Householders and the use of force against intruders
It is a rare and frightening prospect to be confronted by an intruder in your own home. The Crown Prosecution Service (CPS) and Chief Constables are responding to public concern over the support offered by the law and confusion about householders defending themselves. We want a criminal justice system that reaches fair decisions, has the confidence of law-abiding citizens and encourages them actively to support the police and prosecutors in the fight against crime.
Wherever possible you should call the police.
The following summarises the position when you are faced with an intruder in your home, and provides a brief overview of how the police and CPS will deal with any such events.

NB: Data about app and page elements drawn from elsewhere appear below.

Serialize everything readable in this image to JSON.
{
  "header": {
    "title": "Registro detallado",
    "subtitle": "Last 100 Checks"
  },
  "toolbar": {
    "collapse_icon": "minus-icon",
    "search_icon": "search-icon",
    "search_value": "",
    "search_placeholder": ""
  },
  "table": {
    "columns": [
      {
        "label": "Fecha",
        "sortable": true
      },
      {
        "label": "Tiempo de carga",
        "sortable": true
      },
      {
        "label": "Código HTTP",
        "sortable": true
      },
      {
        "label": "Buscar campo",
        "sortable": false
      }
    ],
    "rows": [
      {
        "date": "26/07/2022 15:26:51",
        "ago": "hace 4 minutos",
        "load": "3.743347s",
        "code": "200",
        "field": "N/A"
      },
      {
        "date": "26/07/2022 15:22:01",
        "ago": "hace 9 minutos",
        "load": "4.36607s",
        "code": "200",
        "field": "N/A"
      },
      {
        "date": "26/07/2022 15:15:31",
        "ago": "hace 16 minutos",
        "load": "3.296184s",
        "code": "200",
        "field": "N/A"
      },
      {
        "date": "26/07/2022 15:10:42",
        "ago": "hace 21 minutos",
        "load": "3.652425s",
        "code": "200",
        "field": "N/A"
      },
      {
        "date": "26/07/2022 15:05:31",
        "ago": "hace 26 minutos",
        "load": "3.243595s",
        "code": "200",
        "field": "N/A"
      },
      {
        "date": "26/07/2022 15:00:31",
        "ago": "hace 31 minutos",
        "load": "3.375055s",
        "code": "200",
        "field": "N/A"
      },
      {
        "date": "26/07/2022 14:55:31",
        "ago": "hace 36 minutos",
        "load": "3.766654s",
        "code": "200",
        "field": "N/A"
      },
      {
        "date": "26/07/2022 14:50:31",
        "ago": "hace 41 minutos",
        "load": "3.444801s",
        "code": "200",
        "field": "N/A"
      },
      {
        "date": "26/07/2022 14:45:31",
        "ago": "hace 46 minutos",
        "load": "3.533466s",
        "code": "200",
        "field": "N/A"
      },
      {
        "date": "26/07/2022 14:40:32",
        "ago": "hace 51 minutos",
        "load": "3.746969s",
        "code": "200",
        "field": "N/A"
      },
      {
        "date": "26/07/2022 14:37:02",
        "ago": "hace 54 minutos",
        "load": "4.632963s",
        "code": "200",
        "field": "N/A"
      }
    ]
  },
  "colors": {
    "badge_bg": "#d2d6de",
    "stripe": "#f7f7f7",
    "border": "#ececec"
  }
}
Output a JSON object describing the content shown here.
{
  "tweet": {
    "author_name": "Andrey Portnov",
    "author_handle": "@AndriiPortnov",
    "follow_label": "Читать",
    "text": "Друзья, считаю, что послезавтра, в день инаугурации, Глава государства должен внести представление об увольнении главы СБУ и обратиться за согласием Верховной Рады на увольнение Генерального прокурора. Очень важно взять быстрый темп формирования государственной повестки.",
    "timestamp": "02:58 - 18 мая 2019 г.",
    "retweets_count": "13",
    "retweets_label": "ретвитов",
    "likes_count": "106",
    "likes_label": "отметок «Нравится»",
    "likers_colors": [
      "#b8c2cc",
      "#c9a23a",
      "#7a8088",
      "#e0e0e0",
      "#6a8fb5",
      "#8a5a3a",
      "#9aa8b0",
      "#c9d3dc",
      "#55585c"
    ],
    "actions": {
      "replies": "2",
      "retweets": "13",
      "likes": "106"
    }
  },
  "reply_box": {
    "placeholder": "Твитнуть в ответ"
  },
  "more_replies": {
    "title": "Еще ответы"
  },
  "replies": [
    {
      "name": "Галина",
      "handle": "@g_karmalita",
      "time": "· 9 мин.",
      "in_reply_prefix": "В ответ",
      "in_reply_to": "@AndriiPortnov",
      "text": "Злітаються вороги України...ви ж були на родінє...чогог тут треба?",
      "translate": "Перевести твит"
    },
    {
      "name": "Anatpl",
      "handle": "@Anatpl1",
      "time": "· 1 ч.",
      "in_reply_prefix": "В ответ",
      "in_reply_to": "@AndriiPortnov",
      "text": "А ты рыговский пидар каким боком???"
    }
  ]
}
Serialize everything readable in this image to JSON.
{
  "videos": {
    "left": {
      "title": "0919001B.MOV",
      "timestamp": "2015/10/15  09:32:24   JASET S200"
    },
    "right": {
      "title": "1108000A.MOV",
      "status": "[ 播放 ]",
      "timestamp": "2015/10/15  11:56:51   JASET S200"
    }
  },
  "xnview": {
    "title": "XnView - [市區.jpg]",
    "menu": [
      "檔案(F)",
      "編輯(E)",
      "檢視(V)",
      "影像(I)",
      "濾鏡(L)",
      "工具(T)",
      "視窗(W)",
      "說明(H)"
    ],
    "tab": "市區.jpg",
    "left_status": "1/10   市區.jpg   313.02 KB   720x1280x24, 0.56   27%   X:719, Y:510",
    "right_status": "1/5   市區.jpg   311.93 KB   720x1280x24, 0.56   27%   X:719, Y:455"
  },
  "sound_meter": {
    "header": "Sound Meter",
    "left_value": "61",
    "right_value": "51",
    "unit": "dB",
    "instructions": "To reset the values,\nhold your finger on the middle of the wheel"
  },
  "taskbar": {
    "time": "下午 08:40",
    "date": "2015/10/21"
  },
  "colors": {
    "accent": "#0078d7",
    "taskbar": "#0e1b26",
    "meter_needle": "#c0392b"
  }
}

Does the law protect me? What is ‘reasonable force’?
Anyone can use reasonable force to protect themselves or others, or to carry out an arrest or to prevent crime. You are not expected to make fine judgements over the level of force you use in the heat of the moment. So long as you only do what you honestly and instinctively believe is necessary in the heat of the moment, that would be the strongest evidence of you acting lawfully and in self-defence. This is still the case if you use something to hand as a weapon.
As a general rule, the more extreme the circumstances and the fear felt, the more force you can lawfully use in self-defence.
What amounts to disproportionate force?
The force you use must always be reasonable in the circumstances as you believe them to be. Where you are defending yourself or others from intruders in your home, it might still be reasonable in the circumstances for you to use a degree of force that is subsequently considered to be disproportionate, perhaps if you are acting in extreme circumstances in the heat of the moment and don’t have a chance to think about exactly how much force would be necessary to repel the intruder: it might seem reasonable to you at the time but, with hindsight, your actions may seem disproportionate. The law will give you the benefit of the doubt in these circumstances.
This only applies if you were acting in self-defence or to protect others in your home and the force you used was disproportionate – disproportionate force to protect property is still unlawful.
I’ve heard that I can’t use grossly disproportionate force. What does that mean?
If your action was ‘over the top’ or a calculated action of revenge or retribution, for example, this might amount to grossly disproportionate force for which the law does not protect you. If, for example, you had knocked an intruder unconscious and then went on to kick and punch them repeatedly, such an action would be more likely to be considered grossly disproportionate.
Do I have to wait to be attacked?
No, not if you are in your own home and in fear for yourself or others. In those circumstances the law does not require you to wait to be attacked before using defensive force yourself.
What if the intruder dies?
If you have acted in reasonable self-defence, as described above, and the intruder dies you will still have acted lawfully. Indeed, there are several such cases where the householder has not been prosecuted.
However, if, for example:
having knocked someone unconscious, you then decided to further hurt or kill them to punish them; or you knew of an intended intruder and set a trap to hurt or to kill them rather than involve the police, you would be acting with very excessive and gratuitous force and could be prosecuted.
What if I chase them as they run off?
This situation is different as you are no longer acting in self-defence and so the same degree of force may not be reasonable. However, you are still allowed to use reasonable force to recover your property and make a citizen’s arrest. You should consider your own safety and, for example, whether the police have been called. A rugby tackle or a single blow would probably be reasonable. Acting out of malice and revenge with the intent of inflicting punishment through injury or death would not.
Will you believe the intruder rather than me?
The police weigh all the facts when investigating an incident. This includes the fact that the intruder caused the situation to arise in the first place. We hope that everyone understands that the police have a duty to investigate incidents involving a death or injury. Things are not always as they seem. On occasions people pretend a burglary has taken place to cover up other crimes such as a fight between drug dealers.
How would the police and CPS handle the investigation and treat me?
In considering these cases Chief Constables and the Director of Public Prosecutions (Head of the CPS) are determined that they must be investigated and reviewed as swiftly and as sympathetically as possible. In some cases, for instance where the facts are very clear, or where less serious injuries are involved, the investigation will be concluded very quickly, without any need for arrest. In more complicated cases, such as where a death or serious injury occurs, more detailed enquiries will be necessary. The police may need to conduct a forensic examination and/or obtain your account of events.
To ensure such cases are dealt with as swiftly and sympathetically as possible, the police and CPS will take special measures namely:
An experienced investigator will oversee the case; and if it goes as far as CPS considering the evidence, the case will be prioritised to ensure a senior lawyer makes a quick decision.
It is a fact that very few householders have ever been prosecuted for actions resulting from the use of force against intruders.